These 45 minute sessions are traditionally referred to as a Functional Synthesis Lesson (FS) and they are performed by an Anat Baniel Method NeuroMovement™ practitioner. Often they will be called lessons or sessions for short. FS lessons integrate Anat Baniel NeuroMovement ’s™ 9 Essentials for healthy brain change (neuroplasticity). These essentials are foundational to neuroplastic change and ABM NM™ work. They help the brain to form new connections and overcome rigid habits providing more freedom in movement, eliminating pain and improving physical and cognitive functioning. I will be writing more about each essential in detail over the next few months.
- Movement with Attention
- Flexible goals
- The Learning Switch
- Imagination and dreams
I will discuss each of these more in future posts. But for now I will summarize by simply stating that these gentle lessons aim to wake up your brain to new possibilities by using the 9 essentials. The lessons are done by way of touch and gentle movements that are specifically designed to communicate by way of your nervous system. They can benefit those impacted by strokes, brain damage, special learning and developmental challenges, or other injuries and FS’s can equally benefit healthy individuals and athletes.
What you need to know before your lesson:
You should arrive at your lesson dressed in clothing that is comfortable and easy to be moved in. Remove jewelry, belts, and tie your hair up high or at the nape of your neck. Wear socks and shirts that cover your chest and shoulders if possible. This work is not to be confused with a massage. This is a movement lesson and the practitioner is often referred to as a teacher and the client as a student.
Prior to the lesson the teacher will ask you a few questions about your health and injury history. Share freely any experience you feel may be important for the teacher to know prior to touching and moving you. Medications you are taking may be of importance as well.
The lesson will usually be done lying on a table, sitting in a chair, or occasionally in other positions. During the lesson the teacher will use their hands to move you in a variety of ways. Usually the movement will be quite slow and gentle, exploring your movements while at the same time bringing awareness to variations and areas that could participate more or less. Often there is little to no talking but feel free to ask questions or speak up if something bothers you. The goal is not just to “relax”, you will benefit most if you pay attention to the lesson. Try to pay attention to the movements and how they feel, what do you feel participating? Where do you feel restricted? Is there anything you could do to decrease the resistance? Are you physically helping? Could you do less? You may fall asleep inadvertently, often this work is quite tiring to the nervous system and you may sleep for portions and wake again and begin attending again. It is okay to fall asleep, usually your practitioner will not intentionally wake you til the lesson is over (even then students usually wake themselves).

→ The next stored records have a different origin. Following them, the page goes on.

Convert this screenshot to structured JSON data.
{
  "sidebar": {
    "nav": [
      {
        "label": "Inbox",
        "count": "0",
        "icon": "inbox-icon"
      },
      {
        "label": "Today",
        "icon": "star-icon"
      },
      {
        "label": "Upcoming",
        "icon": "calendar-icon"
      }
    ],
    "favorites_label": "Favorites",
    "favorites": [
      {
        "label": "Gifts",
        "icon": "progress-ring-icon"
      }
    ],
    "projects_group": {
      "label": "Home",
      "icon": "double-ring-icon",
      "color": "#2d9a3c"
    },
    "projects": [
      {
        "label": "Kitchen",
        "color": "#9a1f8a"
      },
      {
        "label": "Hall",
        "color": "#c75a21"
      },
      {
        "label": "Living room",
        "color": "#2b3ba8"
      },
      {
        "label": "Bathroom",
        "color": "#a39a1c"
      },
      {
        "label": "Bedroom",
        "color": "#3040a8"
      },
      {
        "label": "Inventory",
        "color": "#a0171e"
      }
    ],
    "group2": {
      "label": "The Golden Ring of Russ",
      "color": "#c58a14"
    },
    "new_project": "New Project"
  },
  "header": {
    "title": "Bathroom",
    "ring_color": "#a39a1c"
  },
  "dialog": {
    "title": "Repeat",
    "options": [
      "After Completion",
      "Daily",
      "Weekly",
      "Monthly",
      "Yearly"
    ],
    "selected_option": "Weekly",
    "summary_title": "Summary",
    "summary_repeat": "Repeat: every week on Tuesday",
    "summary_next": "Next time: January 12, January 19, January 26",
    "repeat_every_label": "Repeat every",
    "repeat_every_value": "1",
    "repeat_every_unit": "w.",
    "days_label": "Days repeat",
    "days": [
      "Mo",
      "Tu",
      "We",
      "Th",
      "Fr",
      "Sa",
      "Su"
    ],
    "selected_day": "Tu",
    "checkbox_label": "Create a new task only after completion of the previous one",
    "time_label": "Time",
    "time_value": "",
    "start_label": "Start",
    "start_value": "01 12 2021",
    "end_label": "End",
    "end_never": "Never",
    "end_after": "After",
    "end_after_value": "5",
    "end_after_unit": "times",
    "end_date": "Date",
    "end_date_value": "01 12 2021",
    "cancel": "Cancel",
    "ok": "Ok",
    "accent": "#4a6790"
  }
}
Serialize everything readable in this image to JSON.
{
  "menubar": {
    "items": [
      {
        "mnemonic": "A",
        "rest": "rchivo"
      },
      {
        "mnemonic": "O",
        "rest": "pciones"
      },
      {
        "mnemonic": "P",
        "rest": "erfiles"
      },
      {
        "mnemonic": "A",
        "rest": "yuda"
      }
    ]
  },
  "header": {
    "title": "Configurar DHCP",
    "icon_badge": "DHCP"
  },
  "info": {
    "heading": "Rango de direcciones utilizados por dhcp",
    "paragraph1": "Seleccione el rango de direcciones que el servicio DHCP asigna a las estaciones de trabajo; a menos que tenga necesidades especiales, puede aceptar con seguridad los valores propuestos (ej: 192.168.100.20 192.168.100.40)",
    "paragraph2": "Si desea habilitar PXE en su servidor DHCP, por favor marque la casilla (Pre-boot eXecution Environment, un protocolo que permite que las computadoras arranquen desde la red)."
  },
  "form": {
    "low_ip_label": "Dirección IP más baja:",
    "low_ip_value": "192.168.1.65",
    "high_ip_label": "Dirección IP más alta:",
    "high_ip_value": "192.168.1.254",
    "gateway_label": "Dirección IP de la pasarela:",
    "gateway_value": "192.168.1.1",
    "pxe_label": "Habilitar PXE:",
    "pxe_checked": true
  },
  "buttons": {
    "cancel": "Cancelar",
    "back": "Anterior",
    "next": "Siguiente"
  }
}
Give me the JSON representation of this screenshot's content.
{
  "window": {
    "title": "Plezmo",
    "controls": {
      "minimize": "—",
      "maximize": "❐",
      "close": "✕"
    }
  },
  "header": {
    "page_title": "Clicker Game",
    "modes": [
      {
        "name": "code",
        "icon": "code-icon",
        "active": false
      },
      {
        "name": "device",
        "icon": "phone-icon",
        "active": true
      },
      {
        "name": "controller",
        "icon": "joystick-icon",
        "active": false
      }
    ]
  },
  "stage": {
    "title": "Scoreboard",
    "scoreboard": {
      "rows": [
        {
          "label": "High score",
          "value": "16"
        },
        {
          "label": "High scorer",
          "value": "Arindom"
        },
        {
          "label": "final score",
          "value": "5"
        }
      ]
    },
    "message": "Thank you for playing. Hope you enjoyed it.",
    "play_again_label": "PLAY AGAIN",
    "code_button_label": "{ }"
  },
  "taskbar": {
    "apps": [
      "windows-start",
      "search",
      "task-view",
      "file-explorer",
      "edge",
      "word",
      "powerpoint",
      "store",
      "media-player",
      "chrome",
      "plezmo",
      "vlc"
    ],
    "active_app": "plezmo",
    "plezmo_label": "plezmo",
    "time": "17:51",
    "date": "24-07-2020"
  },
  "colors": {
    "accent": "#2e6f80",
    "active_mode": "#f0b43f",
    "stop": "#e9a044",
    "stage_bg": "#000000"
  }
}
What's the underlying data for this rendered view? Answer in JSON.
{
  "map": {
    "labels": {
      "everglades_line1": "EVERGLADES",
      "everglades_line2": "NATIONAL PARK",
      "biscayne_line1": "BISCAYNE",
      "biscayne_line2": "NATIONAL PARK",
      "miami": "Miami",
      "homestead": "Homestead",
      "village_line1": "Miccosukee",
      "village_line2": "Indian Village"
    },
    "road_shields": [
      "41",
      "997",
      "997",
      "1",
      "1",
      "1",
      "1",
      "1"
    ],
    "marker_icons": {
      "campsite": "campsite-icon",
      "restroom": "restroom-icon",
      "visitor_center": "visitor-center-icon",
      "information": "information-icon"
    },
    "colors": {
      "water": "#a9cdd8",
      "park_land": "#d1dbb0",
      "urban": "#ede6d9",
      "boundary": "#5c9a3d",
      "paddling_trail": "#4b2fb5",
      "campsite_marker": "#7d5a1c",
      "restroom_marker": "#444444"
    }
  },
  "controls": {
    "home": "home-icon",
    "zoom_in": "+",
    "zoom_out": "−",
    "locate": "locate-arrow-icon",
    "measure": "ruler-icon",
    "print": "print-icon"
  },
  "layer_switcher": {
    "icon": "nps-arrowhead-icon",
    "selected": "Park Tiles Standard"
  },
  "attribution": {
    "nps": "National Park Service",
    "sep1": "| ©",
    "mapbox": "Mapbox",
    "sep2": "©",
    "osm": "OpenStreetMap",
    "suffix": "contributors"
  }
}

On the other hand some lessons may be directed more through words than through touch. Again, pay attention to your self, your movement, how you could do less, what is participating and so forth.
If anything hurts, or feels uncomfortable immediately let your teacher know. This is a relationship built on trust and the teacher wants you to communicate and keep your best interests at the centre of the lesson. There should be no stretching or straining, again speak up if this is your experience. If you forgot to tell them about something mid lesson that is of importance, again speak up.
Usually it takes several lessons before you really start to see changes. However, it depends on both the teacher and the student. The brain is unique to each individual and some students may immediately feel impacted by the work. But it is best to return for several lessons before determining if it has impacted you. It is a new way of communicating with your nervous system and may take a while to adjust and start to notice the finer differences.
The work is very gentle, very slow and still can have a big impact. After the lesson you may feel asymmetrical or different in some way. Do not try to stretch or equalize this difference. Allow yourself to notice this difference as this is the foundation for your brain to change. Your teacher may not have even touched the side or area that you told them is injured/of concern. This is on purpose. Your brain is being woken up to a different way of moving and communicating with your body. The asymmetrical differences will be noticed by your brain and integrated.
Your teacher may not ask you about your experience after the lesson because the experience is yours and often is too complicated for you to have the words to express. Sometimes the differences or changes are not noticeable for several hours, days or weeks. The work is very subtle but can be quite impacting. This is where the fifth essential: enthusiasm, comes into play. Take note of these differences, no matter how big or small, and allow yourself to be excited about them.
“Movement is Life, without movement life is unthinkable”